While heavy trucks account for about three percent of vehicles on the road, they compose nearly nine percent of all vehicles involved in fatal crashes, and furthermore, truck-involved crashes account for about 12 percent of lost lives.

Why? Often, car drivers don't understand the limitations of trucks, and treat them as they would any other car on the road. While the laws of physics say that the tremendous weight of commercial trucks (some as much as 45 tons!) makes it especially hard for them to change direction quickly, the laws of physics also say that you, as the driver of a car, SUV, or light truck, have better accident-avoidance abilities. Common sense also says that it will hurt a lot more if you're involved in a crash with a big rig, so bear some responsibility, be cautious, and follow these tips:

Steer clear, when possible. Keep in mind that fully loaded trucks will take more than twice as long to stop as cars. Never cut closely in front of a truck and brake abruptly-this leads to the most common type of accident between a car and a big rig.

Leave space for trucks to turn. In the city, trucks need to swing wide in tight intersections. Leave room for them if you can by stopping short in left turn lanes, and never try to cut inside between the curb and a slow, turning truck.

Don't tailgate. Tailgating behind trucks is a major cause of accidents, because the truck driver just can't see the car behind. Stay a minimum of two car lengths behind trucks in the city, and in high-speed highway driving use the four-second rule as an absolute minimum. Remember that if you can't see the truck driver's face in the mirror, he or she probably cannot see you.

Use extreme caution in passing trucks. If you have any doubt about being able to make a safe pass, wait. Always pass on the left (a truck driver's blind spot on the right is much larger), and wait until you are well ahead of the truck until you change back to the right lane. If the roadway is wet, remember to turn on your wipers before passing, as the spray from the wheels will decrease your visibility.

Keep wide, and keep to the right. Making a wide pass of the truck will help to minimize an air-turbulence effect that may try to suck you closer to the side of the truck. When you're not passing, keep to the right to minimize the effects of turbulence from oncoming trucks.

Mind the blind spots around the truck. This is extremely important. Trucks and buses cannot see cars that follow too closely from behind, or linger alongside the trailer. Drivers have an especially large blind spot on the right. If you suspect you're in a truck driver's blind spot, accelerate or decelerate immediately to a safer position. See www.nozone.org for more information from the FMCSA (Federal Motor Carrier Safety Administration) on these deadly blind spots, termed the No-Zone.

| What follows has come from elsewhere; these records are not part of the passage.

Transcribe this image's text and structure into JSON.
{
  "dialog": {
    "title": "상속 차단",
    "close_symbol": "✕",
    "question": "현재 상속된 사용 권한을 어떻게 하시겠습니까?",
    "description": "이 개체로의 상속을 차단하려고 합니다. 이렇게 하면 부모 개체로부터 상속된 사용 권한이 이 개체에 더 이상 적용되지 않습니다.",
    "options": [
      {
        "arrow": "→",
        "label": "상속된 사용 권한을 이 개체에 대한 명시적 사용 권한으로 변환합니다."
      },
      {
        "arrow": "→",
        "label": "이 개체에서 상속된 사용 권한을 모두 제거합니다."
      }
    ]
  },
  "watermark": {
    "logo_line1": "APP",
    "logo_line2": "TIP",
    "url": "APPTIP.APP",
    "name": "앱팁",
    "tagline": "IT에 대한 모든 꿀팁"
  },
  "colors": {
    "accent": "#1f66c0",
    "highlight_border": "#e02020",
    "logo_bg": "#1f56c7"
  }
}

Take advantage of truckers' point of view. Truck drivers have a longer field of vision of the road ahead than car or SUV drivers. If a truck on the road starts to slow down for no apparent reason, take caution-there may be trouble or congestion ahead.

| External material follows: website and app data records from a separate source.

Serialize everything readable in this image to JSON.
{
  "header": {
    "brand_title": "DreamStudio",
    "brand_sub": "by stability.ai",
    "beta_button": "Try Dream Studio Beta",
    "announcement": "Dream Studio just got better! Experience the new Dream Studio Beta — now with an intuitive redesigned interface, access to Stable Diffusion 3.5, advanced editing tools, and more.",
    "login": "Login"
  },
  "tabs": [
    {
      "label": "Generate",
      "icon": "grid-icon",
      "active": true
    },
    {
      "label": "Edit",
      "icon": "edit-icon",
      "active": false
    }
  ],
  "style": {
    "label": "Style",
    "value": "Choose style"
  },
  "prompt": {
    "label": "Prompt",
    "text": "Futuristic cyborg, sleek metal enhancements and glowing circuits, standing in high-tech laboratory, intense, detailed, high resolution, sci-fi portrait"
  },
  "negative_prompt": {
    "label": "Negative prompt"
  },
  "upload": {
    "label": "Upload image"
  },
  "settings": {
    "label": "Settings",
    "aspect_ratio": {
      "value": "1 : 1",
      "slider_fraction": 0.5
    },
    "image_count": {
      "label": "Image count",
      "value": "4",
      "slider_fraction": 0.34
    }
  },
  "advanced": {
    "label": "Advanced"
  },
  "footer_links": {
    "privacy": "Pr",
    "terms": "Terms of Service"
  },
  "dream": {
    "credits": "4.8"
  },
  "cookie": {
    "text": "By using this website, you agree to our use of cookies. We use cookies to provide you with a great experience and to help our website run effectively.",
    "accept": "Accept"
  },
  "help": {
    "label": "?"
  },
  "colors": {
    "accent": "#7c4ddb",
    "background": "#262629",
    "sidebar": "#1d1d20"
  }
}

Report reckless or fatigued truck drivers. Carin Michel, of the FMCSA, the federal agency that monitors the safety compliance of trucks, says, "The best thing you can do when you see a truck or driver that's obviously not safe is to write down the DOT number on the side of the cab, as drivers can't always be traced down to trailers or license plates." If you have a cell phone, the best thing to do is have a passenger call the police. Also remember that truck drivers clock long hours behind the wheel, and they may not be as alert as you. Keep an eye out for weaving and other signs of fatigue, and report them before they have tragic consequences.


© 2007 The Car Connection

This image is a stock photo and is not an exact representation of any vehicle offered for sale. Advertised vehicles of this model may have styling, trim levels, colors and optional equipment that differ from the stock photo.
Sharing the Road with Trucks - Autotrader